Technical Abstract: Iron deficiency chlorosis (IDC) is a significant yield-limiting problem in some of the major soybean production regions in the United States. Soybean plants display a variety of symptoms, ranging from slight yellowing of the leaves to interveinal chlorosis and sometimes it is followed by stunted growth. In severe cases it may even lead to cell death. The objective was to employ whole genome association mapping approaches to uncover the genomic regions associated with IDC. The 2005 and 2006 populations from a multi-location, replicated IDC variety field testing program were evaluated. SNP genotyping identified 881 and 913 loci with a minor allele frequency > 10%, in 2005 and 2006, respectively. After controlling for population structure and individual relatedness, and selecting statistical models that minimized false positives, 42 and 88 loci were significant in 2005 and 2006, respectively. The loci accounted for 74.5% of the phenotypic variation in IDC symptoms in 2005 and 93.8% of the variation in 2006. Nine loci from seven genomic locations were significant in both years. These loci accounted for 43.7% of the variation in 2005 and 47.6% in 2006. A number of the loci discovered here mapped at or near previously discovered QTL loci.
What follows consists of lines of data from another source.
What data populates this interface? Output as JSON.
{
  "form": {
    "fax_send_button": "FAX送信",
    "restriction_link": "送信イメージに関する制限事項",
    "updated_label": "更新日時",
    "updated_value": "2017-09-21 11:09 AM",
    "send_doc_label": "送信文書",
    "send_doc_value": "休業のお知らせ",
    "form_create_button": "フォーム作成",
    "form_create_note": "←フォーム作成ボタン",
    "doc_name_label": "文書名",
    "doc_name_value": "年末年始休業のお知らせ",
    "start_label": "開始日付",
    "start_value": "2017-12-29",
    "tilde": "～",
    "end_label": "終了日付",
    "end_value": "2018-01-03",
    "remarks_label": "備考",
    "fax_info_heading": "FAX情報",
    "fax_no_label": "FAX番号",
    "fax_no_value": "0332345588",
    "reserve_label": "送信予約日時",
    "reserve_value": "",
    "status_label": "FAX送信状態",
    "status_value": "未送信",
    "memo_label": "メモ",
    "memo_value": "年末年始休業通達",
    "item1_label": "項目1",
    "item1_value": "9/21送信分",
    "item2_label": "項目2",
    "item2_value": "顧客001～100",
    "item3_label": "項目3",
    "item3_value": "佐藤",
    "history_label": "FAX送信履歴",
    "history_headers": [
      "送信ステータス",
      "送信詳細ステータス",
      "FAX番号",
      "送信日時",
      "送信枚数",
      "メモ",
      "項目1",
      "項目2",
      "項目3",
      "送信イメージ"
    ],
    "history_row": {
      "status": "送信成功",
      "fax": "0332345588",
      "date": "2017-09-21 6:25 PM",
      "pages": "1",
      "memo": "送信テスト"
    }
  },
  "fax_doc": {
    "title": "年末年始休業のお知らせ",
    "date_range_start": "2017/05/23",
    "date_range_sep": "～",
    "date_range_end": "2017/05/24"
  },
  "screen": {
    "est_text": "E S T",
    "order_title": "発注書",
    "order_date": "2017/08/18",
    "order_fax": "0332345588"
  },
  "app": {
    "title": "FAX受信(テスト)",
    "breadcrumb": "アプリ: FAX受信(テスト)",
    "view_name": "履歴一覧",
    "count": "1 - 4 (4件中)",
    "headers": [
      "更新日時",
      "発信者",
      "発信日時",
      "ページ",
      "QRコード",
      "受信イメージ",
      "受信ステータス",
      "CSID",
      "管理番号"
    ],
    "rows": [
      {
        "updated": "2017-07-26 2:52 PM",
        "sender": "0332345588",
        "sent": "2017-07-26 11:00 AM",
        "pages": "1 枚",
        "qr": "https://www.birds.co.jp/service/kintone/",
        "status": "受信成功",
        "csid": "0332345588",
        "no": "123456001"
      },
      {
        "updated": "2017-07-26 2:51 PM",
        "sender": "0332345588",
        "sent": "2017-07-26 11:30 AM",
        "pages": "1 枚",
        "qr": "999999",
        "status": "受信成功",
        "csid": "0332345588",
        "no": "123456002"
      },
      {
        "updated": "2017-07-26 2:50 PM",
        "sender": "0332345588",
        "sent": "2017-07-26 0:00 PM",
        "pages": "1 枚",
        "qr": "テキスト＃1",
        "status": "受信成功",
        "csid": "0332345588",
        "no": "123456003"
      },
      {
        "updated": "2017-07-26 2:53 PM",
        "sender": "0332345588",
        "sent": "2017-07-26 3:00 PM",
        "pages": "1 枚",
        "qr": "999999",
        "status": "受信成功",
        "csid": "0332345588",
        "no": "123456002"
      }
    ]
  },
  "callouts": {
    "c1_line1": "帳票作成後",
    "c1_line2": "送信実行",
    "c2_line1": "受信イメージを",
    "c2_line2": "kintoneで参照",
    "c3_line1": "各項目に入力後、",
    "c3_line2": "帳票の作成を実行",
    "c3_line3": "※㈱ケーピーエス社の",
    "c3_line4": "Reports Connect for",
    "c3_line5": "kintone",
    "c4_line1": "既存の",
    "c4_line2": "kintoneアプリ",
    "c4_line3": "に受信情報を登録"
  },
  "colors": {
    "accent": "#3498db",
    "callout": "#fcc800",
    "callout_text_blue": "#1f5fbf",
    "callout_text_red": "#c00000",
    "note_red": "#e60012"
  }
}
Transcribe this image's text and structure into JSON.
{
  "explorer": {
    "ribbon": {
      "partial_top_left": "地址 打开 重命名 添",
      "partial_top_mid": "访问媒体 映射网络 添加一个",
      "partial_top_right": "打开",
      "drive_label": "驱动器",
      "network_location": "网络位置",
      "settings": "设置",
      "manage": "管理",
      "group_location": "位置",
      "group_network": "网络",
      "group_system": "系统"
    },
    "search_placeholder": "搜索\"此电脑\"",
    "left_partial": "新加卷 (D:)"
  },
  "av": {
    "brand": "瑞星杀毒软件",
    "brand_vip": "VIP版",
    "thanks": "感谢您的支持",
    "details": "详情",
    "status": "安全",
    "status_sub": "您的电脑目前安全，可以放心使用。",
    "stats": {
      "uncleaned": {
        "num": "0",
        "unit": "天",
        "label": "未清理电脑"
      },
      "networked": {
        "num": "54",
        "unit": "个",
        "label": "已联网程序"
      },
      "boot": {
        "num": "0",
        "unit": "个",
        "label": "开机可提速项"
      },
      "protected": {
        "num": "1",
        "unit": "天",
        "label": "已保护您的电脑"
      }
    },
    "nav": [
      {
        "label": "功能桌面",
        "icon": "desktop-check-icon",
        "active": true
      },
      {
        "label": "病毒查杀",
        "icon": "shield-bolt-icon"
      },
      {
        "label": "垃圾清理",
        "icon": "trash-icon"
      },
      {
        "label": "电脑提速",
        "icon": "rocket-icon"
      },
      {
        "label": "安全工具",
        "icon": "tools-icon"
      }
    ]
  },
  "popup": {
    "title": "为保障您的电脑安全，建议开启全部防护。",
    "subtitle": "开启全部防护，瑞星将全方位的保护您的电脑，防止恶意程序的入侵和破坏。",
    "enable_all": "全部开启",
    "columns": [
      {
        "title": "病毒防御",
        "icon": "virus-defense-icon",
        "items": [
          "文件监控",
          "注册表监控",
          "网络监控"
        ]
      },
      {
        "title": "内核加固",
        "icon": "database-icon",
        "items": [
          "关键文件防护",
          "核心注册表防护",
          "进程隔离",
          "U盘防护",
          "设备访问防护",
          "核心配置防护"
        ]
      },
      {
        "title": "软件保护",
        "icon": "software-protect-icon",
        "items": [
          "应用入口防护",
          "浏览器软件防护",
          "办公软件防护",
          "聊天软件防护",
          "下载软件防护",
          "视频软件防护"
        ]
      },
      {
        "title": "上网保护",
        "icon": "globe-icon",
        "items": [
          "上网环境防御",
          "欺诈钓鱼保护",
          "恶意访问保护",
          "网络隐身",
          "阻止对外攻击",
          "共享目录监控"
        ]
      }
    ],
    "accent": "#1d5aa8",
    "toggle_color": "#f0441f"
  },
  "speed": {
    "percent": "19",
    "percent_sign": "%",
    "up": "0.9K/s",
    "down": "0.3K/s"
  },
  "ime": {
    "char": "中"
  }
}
A total of 13 genes known to be involved in iron metabolism mapped in the vicinity of significant markers in one or both populations.